Waking up the morning after a drink was like being battered by a one-two assault. The first blow was that physical stuff; the headache, the occasional bit of vomiting, the general feeling of oh-my-God-kill me-now. The second, knockout blow was the realisation, the oh shit, I did THAT last night, I said THAT to THAT person, oh shit, if that’s the kind of stuff I REMEMBER, what the hell kind of chaos did I create that I’ve forgotten.

Those feelings of guilt, shame, and remorse were always infinity worse than the physical hangover, especially because they always lasted much longer. No amount of painkillers and vitamin C could ever shift guilt, shame, and remorse. Trust me, I gave it my best shot.

But here’s the thing, ladies and gentlemen, the sweet, beautiful thing that came to me in that sweet, beautiful breath of air a few days ago:

I needed those feelings, I needed to experience those horrible hungover mornings so that I can now appreciate the experience of waking up without them.

Yes, I appreciate that this probably sounds insane to some people, but then if you’d read this far, I’m going to hazard a guess that you’re one of the few people who has some idea what I’m talking about, right?

Right? Please tell me I’m right.

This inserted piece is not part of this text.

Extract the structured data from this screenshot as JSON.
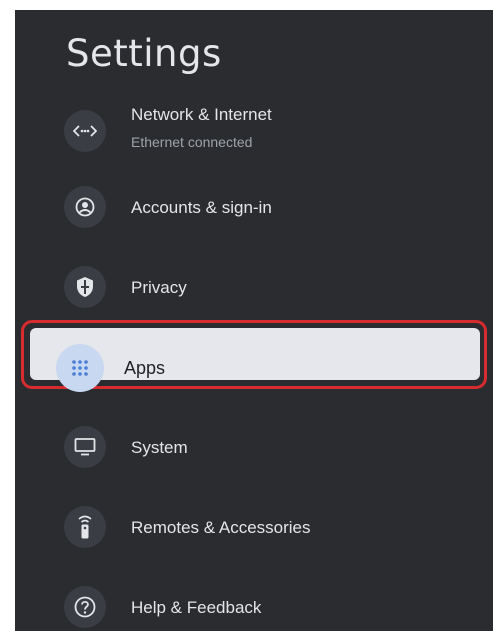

Or perhaps not. Perhaps you’re lucky enough to already have this wonderful appreciation for the simple process of breathing in fresh air, perhaps you managed to cultivate an attitude of gratitude without first being sucked into the terrible nightmare of alcoholic drinking.

Truth be told, if I let think about it for too long, I start wishing I was one of you, that I could somehow have what I have today without going through what I went through, that the whole terrible thing never happened.

But it did happen, and even though I can do an infinite number of things right now to change my present situation and build my future, there’s literally not a single thing I can do to change the past. So, rather than live with that past as some sort of horrible, shameful source of regret, remorse and sorrow, I treat it as a stepping stone, I think of it with a sense of gratitude — gratitude because what I have today is amazing beyond words, and because what I have today is as a direct result of what I had to go through.

Sometimes, I think of it like this:

I had to experience the darkness to fully appreciate the light

Sometimes, I think that might be being a little over-dramatic about the whole thing, but what else would you expect from a guy who just wrote 2,000 words of gratitude about a single breath of air?